What you should do: Every line below should be copied out exactly.

··· Records for this exercise ···

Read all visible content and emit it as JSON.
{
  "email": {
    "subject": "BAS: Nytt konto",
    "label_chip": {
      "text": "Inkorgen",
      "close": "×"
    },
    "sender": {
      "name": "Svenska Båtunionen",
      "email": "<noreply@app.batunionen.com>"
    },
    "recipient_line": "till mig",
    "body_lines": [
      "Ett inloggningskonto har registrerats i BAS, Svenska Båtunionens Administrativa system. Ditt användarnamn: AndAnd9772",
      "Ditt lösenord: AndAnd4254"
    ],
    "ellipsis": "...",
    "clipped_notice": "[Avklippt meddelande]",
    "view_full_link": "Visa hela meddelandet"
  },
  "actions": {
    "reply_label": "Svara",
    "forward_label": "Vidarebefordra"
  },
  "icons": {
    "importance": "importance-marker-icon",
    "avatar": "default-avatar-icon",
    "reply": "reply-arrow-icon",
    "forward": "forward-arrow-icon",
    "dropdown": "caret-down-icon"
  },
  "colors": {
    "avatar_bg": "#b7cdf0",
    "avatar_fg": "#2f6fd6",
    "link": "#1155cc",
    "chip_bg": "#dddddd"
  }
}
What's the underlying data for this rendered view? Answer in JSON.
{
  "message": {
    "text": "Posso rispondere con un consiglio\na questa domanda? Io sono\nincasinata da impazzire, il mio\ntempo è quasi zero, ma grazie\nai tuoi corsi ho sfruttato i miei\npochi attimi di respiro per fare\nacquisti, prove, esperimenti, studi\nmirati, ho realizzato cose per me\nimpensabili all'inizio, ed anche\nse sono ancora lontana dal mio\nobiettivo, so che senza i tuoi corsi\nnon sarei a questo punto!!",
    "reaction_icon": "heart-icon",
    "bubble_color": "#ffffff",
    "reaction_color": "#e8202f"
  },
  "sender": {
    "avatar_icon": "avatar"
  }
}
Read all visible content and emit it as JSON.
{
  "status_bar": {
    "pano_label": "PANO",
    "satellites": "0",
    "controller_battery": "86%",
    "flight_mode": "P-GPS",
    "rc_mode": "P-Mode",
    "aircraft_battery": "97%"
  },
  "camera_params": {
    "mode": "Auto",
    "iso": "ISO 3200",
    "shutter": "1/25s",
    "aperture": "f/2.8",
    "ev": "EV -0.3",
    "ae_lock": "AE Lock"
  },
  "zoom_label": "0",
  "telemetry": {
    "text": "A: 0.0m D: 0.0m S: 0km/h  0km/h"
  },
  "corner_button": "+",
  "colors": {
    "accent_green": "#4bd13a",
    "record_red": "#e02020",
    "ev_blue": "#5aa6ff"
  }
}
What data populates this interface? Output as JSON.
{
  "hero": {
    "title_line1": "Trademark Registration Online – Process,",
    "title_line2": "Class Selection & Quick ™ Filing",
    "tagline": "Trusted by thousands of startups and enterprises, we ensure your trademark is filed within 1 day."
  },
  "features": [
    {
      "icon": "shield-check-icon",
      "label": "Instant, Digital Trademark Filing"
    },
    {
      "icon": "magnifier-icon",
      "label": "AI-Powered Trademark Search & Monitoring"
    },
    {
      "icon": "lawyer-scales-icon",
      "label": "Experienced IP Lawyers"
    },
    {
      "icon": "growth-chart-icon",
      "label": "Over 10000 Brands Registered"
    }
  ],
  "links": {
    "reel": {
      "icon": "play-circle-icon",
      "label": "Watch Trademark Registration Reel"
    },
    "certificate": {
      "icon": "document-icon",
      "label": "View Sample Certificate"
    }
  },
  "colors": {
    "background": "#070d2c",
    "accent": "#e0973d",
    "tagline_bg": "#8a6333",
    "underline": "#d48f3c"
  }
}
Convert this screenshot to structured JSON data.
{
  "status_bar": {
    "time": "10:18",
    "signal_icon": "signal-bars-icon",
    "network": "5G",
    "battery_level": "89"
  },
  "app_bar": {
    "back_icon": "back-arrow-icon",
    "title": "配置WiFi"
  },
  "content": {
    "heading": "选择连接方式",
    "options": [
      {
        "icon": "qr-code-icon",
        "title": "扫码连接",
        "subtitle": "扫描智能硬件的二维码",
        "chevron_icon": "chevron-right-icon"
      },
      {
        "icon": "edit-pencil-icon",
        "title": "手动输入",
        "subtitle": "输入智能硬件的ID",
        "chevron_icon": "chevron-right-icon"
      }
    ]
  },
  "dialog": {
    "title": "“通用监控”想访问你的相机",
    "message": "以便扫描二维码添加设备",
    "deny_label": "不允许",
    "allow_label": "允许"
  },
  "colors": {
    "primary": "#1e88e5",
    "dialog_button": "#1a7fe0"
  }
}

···

Task response:
Read all visible content and emit it as JSON.
{
  "email": {
    "subject": "BAS: Nytt konto",
    "label_chip": {
      "text": "Inkorgen",
      "close": "×"
    },
    "sender": {
      "name": "Svenska Båtunionen",
      "email": "<noreply@app.batunionen.com>"
    },
    "recipient_line": "till mig",
    "body_lines": [
      "Ett inloggningskonto har registrerats i BAS, Svenska Båtunionens Administrativa system. Ditt användarnamn: AndAnd9772",
      "Ditt lösenord: AndAnd4254"
    ],
    "ellipsis": "...",
    "clipped_notice": "[Avklippt meddelande]",
    "view_full_link": "Visa hela meddelandet"
  },
  "actions": {
    "reply_label": "Svara",
    "forward_label": "Vidarebefordra"
  },
  "icons": {
    "importance": "importance-marker-icon",
    "avatar": "default-avatar-icon",
    "reply": "reply-arrow-icon",
    "forward": "forward-arrow-icon",
    "dropdown": "caret-down-icon"
  },
  "colors": {
    "avatar_bg": "#b7cdf0",
    "avatar_fg": "#2f6fd6",
    "link": "#1155cc",
    "chip_bg": "#dddddd"
  }
}
What's the underlying data for this rendered view? Answer in JSON.
{
  "message": {
    "text": "Posso rispondere con un consiglio\na questa domanda? Io sono\nincasinata da impazzire, il mio\ntempo è quasi zero, ma grazie\nai tuoi corsi ho sfruttato i miei\npochi attimi di respiro per fare\nacquisti, prove, esperimenti, studi\nmirati, ho realizzato cose per me\nimpensabili all'inizio, ed anche\nse sono ancora lontana dal mio\nobiettivo, so che senza i tuoi corsi\nnon sarei a questo punto!!",
    "reaction_icon": "heart-icon",
    "bubble_color": "#ffffff",
    "reaction_color": "#e8202f"
  },
  "sender": {
    "avatar_icon": "avatar"
  }
}
Read all visible content and emit it as JSON.
{
  "status_bar": {
    "pano_label": "PANO",
    "satellites": "0",
    "controller_battery": "86%",
    "flight_mode": "P-GPS",
    "rc_mode": "P-Mode",
    "aircraft_battery": "97%"
  },
  "camera_params": {
    "mode": "Auto",
    "iso": "ISO 3200",
    "shutter": "1/25s",
    "aperture": "f/2.8",
    "ev": "EV -0.3",
    "ae_lock": "AE Lock"
  },
  "zoom_label": "0",
  "telemetry": {
    "text": "A: 0.0m D: 0.0m S: 0km/h  0km/h"
  },
  "corner_button": "+",
  "colors": {
    "accent_green": "#4bd13a",
    "record_red": "#e02020",
    "ev_blue": "#5aa6ff"
  }
}
What data populates this interface? Output as JSON.
{
  "hero": {
    "title_line1": "Trademark Registration Online – Process,",
    "title_line2": "Class Selection & Quick ™ Filing",
    "tagline": "Trusted by thousands of startups and enterprises, we ensure your trademark is filed within 1 day."
  },
  "features": [
    {
      "icon": "shield-check-icon",
      "label": "Instant, Digital Trademark Filing"
    },
    {
      "icon": "magnifier-icon",
      "label": "AI-Powered Trademark Search & Monitoring"
    },
    {
      "icon": "lawyer-scales-icon",
      "label": "Experienced IP Lawyers"
    },
    {
      "icon": "growth-chart-icon",
      "label": "Over 10000 Brands Registered"
    }
  ],
  "links": {
    "reel": {
      "icon": "play-circle-icon",
      "label": "Watch Trademark Registration Reel"
    },
    "certificate": {
      "icon": "document-icon",
      "label": "View Sample Certificate"
    }
  },
  "colors": {
    "background": "#070d2c",
    "accent": "#e0973d",
    "tagline_bg": "#8a6333",
    "underline": "#d48f3c"
  }
}
Convert this screenshot to structured JSON data.
{
  "status_bar": {
    "time": "10:18",
    "signal_icon": "signal-bars-icon",
    "network": "5G",
    "battery_level": "89"
  },
  "app_bar": {
    "back_icon": "back-arrow-icon",
    "title": "配置WiFi"
  },
  "content": {
    "heading": "选择连接方式",
    "options": [
      {
        "icon": "qr-code-icon",
        "title": "扫码连接",
        "subtitle": "扫描智能硬件的二维码",
        "chevron_icon": "chevron-right-icon"
      },
      {
        "icon": "edit-pencil-icon",
        "title": "手动输入",
        "subtitle": "输入智能硬件的ID",
        "chevron_icon": "chevron-right-icon"
      }
    ]
  },
  "dialog": {
    "title": "“通用监控”想访问你的相机",
    "message": "以便扫描二维码添加设备",
    "deny_label": "不允许",
    "allow_label": "允许"
  },
  "colors": {
    "primary": "#1e88e5",
    "dialog_button": "#1a7fe0"
  }
}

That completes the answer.